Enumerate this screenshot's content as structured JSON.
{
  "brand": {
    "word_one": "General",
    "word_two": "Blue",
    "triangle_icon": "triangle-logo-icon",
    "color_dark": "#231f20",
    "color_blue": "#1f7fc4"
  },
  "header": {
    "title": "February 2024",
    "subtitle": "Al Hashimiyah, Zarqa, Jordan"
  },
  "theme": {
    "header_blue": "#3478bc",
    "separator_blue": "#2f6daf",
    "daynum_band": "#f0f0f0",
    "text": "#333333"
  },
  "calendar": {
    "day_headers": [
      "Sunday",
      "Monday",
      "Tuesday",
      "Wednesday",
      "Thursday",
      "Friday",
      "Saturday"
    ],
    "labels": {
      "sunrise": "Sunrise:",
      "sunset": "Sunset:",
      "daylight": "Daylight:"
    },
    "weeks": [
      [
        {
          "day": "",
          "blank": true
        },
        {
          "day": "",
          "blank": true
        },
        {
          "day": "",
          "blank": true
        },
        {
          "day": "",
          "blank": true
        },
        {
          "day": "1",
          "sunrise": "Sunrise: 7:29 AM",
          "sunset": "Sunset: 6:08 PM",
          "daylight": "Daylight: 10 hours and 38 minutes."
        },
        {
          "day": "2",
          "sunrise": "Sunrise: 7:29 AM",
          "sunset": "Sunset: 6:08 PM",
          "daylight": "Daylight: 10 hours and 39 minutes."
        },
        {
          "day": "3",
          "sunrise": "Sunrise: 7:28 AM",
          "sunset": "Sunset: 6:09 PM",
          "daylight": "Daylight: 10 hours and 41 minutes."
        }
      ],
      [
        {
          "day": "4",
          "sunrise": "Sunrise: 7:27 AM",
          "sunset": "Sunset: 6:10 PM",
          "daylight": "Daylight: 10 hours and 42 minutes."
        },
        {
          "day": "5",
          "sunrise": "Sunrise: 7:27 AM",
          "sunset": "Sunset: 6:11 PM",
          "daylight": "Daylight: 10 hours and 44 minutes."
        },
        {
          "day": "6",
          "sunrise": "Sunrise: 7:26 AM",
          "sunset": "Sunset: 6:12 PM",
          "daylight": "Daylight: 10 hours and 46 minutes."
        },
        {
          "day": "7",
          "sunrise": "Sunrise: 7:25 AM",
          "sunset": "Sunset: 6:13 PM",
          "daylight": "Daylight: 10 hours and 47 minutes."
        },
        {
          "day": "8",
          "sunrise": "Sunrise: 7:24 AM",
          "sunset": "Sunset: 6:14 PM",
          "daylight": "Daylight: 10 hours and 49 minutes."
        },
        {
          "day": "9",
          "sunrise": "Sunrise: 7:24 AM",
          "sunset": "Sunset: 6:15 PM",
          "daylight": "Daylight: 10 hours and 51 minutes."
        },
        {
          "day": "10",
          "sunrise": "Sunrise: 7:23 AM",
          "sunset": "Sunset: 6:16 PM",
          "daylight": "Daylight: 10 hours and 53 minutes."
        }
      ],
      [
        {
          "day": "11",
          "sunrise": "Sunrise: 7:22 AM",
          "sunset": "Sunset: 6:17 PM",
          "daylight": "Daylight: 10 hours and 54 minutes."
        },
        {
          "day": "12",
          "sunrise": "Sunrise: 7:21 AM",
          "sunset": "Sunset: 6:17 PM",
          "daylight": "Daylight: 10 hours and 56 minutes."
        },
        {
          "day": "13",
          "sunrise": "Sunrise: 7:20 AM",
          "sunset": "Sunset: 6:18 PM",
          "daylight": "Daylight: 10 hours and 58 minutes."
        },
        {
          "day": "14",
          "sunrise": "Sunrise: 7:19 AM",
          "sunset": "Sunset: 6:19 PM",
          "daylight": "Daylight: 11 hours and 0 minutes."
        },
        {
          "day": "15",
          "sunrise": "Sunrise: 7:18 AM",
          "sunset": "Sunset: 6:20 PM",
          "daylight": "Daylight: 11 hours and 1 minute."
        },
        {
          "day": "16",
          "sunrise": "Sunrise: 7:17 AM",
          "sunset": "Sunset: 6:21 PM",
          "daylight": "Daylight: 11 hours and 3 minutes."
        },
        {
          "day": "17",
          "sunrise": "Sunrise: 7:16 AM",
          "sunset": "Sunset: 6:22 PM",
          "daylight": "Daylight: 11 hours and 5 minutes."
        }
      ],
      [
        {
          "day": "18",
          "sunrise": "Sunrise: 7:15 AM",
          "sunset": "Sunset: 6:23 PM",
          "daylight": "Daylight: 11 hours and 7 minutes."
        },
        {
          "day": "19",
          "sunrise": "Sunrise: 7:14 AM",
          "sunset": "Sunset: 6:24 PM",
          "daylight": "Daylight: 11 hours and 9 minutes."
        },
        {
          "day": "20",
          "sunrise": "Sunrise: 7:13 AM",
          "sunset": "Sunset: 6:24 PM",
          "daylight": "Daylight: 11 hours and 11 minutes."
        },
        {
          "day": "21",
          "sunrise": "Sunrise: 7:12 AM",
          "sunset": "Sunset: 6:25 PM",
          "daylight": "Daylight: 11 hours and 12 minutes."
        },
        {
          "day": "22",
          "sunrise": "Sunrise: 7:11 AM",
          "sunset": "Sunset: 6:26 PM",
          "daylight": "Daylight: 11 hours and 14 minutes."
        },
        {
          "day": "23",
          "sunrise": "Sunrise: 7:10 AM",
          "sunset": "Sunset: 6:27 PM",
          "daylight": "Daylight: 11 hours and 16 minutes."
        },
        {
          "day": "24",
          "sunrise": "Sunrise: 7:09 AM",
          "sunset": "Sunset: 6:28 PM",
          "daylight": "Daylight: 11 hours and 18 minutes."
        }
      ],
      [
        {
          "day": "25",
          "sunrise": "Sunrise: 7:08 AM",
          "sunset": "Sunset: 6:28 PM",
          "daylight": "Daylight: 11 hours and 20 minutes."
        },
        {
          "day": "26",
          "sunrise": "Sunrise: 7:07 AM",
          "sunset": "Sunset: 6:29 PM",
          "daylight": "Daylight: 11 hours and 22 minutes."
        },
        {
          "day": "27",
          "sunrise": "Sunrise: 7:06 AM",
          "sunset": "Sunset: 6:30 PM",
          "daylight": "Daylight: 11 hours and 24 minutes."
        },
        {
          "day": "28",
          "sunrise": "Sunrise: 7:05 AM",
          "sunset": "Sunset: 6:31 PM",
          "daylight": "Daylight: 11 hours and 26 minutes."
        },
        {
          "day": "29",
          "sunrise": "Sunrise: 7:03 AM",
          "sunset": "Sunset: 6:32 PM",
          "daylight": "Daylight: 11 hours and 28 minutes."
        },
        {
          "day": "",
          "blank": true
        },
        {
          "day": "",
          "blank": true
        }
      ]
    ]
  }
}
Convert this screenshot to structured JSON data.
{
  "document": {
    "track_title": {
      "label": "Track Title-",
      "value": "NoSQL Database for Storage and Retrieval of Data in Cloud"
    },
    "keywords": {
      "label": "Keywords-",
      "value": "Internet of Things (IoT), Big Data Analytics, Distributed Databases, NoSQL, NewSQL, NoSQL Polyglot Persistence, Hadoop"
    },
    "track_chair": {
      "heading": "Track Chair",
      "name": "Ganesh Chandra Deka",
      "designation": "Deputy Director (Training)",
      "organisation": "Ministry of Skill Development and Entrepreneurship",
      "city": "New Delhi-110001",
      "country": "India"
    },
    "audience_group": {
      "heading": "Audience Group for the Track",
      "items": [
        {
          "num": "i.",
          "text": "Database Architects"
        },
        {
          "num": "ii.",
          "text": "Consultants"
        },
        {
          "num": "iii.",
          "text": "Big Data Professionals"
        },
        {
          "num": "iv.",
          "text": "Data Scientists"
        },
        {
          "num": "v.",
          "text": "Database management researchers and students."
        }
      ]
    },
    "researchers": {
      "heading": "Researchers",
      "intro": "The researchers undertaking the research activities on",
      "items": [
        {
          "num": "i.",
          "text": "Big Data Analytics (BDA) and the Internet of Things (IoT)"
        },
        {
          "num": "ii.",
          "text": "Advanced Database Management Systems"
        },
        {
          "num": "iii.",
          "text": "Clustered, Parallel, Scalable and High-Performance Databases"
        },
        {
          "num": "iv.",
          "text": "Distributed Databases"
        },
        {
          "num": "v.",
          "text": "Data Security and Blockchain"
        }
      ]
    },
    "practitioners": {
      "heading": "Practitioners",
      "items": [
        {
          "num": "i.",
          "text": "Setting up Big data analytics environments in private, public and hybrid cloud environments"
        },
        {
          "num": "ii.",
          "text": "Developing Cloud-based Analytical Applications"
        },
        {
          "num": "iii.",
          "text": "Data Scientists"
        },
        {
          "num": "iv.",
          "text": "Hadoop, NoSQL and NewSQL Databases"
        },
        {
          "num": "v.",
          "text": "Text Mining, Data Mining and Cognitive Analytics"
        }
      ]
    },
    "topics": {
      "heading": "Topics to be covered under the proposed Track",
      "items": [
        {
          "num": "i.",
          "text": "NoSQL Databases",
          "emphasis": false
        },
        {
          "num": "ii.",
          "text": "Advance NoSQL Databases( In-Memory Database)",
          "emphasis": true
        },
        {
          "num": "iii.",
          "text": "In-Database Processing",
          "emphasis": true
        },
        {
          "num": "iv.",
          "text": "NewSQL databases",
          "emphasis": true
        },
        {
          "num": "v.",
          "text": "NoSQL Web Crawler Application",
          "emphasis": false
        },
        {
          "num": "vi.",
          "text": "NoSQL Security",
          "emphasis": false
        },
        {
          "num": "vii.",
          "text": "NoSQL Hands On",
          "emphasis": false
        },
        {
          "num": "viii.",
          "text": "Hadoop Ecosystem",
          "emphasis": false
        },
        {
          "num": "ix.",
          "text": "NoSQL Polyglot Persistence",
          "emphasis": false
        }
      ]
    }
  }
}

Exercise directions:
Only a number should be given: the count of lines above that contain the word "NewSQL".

Reply to the task:
3